Despite the scope of its clients, IIP is a small business with less than $5 million in revenues , with plans to grow threefold in five years if it can increase its capacities to bring on more clients. IIP has a small but distributed business organization with headquarters in Texas and major client work sites in New York City, Washington, D.C., and San Francisco. Due to the nature of IIPs work, its IT staff is integrated into the specialized work force that the company employsgiven the digital scanning software and processes that are integral to their work. The company also employs two dedicated IT techniciansone for hardware and another responsible for infrastructure software. Additional IT- related activities are handled through the imaging software support and configuration personnel.
The company was challenged by its dependencies on storage, created through its software scanning processes that were increasingly exacerbated by new clients. Daily operations could quickly utilize a terabyte of data storage. Because the imaging scanning product was archived to clients using both optical and tape storage devices, if operations ran short on available storage, the imaging processes would slow and eventually stop until sufficient space was freed up for operations. This slowed billing and eventually cash flow.
The storage situation reached critical levels that started to impact the companys ability to handle new clients and subsequently impacted its planned business growth.

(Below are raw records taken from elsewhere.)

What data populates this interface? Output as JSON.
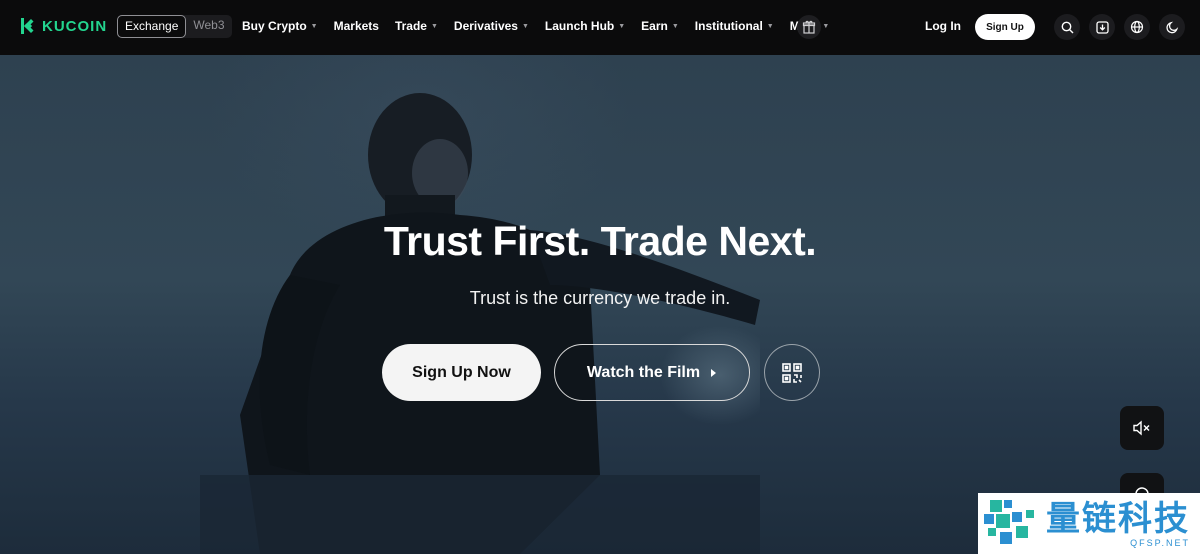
{
  "brand": {
    "name": "KUCOIN",
    "accent": "#23d58f"
  },
  "mode_switch": {
    "items": [
      {
        "label": "Exchange",
        "active": true
      },
      {
        "label": "Web3",
        "active": false
      }
    ]
  },
  "menu": {
    "items": [
      {
        "label": "Buy Crypto",
        "dropdown": true
      },
      {
        "label": "Markets",
        "dropdown": false
      },
      {
        "label": "Trade",
        "dropdown": true
      },
      {
        "label": "Derivatives",
        "dropdown": true
      },
      {
        "label": "Launch Hub",
        "dropdown": true
      },
      {
        "label": "Earn",
        "dropdown": true
      },
      {
        "label": "Institutional",
        "dropdown": true
      },
      {
        "label": "More",
        "dropdown": true
      }
    ]
  },
  "auth": {
    "login": "Log In",
    "signup": "Sign Up"
  },
  "nav_icons": [
    "search-icon",
    "download-icon",
    "globe-icon",
    "moon-icon"
  ],
  "hero": {
    "title": "Trust First. Trade Next.",
    "subtitle": "Trust is the currency we trade in.",
    "primary_cta": "Sign Up Now",
    "secondary_cta": "Watch the Film"
  },
  "watermark": {
    "cn": "量链科技",
    "url": "QFSP.NET"
  }
}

IIP was in the classic predicament of needing a high-performance solution, while being restricted by a minimum budget and a limited IT staff. The evaluation of potential storage solutions ranged from storage area networks (SANs) to IDE RAID solutions. While a network attached storage (NAS) solution would satisfy the size requirement, NAS remained a problematic solution because it also had to be managed remotely at the New York, Washington, D.C., and San Francisco sites.
IIP chose a general-purpose solution, even though its processes were largely proprietary, which was a matter of thoughtful strategy on IIPs part to utilize standard hardware and OS platforms. The NAS solution was chosen for its ability to integrate easily into a small IP environment, while being able to deploy remotely with some level of remote management.
This case study will discuss the IIP storage and related processing problems and challenges in detail. These drove the activities involved in identifying the companys workload and analyzing potential storage solutions. Finally, we discuss how IIP concluded with the decision to implement NAS and the subsequent transition to the new storage model.